▶ [WHAT THIS TASK INVOLVES]:
The required lines are those that contain "content"; pull them out of the data and copy them.

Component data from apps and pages
------------------------------
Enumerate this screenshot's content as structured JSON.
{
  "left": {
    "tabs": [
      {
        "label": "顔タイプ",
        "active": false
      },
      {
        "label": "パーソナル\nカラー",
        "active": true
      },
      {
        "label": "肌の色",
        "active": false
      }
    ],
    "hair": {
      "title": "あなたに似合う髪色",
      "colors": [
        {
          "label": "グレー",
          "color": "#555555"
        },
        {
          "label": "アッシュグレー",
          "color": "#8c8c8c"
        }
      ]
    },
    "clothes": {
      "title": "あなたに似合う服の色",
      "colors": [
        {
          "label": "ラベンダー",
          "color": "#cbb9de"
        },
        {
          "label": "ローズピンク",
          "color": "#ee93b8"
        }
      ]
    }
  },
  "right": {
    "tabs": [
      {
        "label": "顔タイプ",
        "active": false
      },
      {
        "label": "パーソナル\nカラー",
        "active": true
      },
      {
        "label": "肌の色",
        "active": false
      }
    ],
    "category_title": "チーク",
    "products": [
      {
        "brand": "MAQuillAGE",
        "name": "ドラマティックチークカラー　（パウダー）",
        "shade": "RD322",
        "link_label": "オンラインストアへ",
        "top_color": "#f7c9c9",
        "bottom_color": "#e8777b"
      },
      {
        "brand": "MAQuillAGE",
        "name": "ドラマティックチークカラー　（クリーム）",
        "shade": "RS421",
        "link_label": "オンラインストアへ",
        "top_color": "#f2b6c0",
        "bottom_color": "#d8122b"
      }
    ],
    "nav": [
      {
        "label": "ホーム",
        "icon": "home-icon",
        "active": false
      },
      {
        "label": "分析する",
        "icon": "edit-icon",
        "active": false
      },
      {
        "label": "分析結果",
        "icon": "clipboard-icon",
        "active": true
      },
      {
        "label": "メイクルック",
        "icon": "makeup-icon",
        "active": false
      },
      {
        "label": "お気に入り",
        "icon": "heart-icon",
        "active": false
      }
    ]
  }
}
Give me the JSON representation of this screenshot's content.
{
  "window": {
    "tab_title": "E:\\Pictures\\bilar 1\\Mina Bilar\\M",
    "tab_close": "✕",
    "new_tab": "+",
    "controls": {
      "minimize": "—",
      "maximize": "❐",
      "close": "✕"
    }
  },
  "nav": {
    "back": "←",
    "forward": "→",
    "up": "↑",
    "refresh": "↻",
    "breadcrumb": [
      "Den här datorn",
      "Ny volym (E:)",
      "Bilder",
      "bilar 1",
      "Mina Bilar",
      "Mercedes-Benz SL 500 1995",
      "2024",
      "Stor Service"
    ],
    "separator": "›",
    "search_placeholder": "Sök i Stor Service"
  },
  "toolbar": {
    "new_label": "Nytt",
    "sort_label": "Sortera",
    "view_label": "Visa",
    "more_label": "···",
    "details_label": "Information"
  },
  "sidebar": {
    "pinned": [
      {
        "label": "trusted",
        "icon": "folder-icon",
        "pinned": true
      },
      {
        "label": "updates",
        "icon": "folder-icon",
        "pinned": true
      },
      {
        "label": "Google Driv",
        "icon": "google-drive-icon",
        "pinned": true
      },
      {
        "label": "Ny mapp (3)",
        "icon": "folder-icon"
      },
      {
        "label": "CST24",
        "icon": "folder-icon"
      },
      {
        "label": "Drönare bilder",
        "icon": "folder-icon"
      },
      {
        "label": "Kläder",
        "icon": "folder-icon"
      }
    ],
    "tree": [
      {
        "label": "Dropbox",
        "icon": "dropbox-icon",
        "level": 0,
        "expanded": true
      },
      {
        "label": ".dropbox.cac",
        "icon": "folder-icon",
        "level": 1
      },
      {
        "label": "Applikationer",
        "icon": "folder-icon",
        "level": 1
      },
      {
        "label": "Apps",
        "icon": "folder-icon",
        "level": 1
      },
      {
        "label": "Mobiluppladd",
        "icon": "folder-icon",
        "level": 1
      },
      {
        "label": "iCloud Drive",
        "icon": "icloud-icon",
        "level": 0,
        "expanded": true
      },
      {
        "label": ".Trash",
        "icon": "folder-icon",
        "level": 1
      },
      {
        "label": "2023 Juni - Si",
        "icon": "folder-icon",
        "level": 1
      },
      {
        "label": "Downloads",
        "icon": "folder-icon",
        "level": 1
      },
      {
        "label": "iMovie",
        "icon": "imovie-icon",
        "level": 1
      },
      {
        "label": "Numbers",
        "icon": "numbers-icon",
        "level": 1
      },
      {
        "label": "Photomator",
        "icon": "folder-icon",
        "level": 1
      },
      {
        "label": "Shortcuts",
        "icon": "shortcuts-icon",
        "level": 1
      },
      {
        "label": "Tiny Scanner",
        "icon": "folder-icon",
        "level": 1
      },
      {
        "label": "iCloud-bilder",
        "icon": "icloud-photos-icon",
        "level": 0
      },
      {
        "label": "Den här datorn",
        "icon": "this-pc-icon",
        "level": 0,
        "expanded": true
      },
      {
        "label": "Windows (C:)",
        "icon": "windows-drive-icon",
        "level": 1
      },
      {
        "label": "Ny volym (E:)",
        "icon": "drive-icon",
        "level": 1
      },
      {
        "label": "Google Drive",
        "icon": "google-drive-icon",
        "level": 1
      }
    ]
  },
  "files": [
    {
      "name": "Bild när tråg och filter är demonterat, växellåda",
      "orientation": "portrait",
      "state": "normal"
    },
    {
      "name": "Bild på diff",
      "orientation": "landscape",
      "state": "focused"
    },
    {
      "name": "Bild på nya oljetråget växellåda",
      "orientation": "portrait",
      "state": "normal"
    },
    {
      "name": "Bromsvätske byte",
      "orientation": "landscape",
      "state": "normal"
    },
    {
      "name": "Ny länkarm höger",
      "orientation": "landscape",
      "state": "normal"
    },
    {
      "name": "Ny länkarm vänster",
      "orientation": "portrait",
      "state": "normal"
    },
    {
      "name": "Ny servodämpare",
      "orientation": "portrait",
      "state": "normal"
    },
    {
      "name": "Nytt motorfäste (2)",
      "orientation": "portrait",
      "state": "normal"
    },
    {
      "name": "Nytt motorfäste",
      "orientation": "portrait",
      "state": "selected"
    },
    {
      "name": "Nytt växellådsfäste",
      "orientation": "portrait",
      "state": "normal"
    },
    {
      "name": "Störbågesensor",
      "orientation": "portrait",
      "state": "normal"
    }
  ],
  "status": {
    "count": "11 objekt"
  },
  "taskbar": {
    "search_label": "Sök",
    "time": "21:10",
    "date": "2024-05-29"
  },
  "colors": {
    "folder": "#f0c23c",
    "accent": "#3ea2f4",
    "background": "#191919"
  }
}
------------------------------
▶ [RESPONSE BOX]:
Enumerate this screenshot's content as structured JSON.
Give me the JSON representation of this screenshot's content.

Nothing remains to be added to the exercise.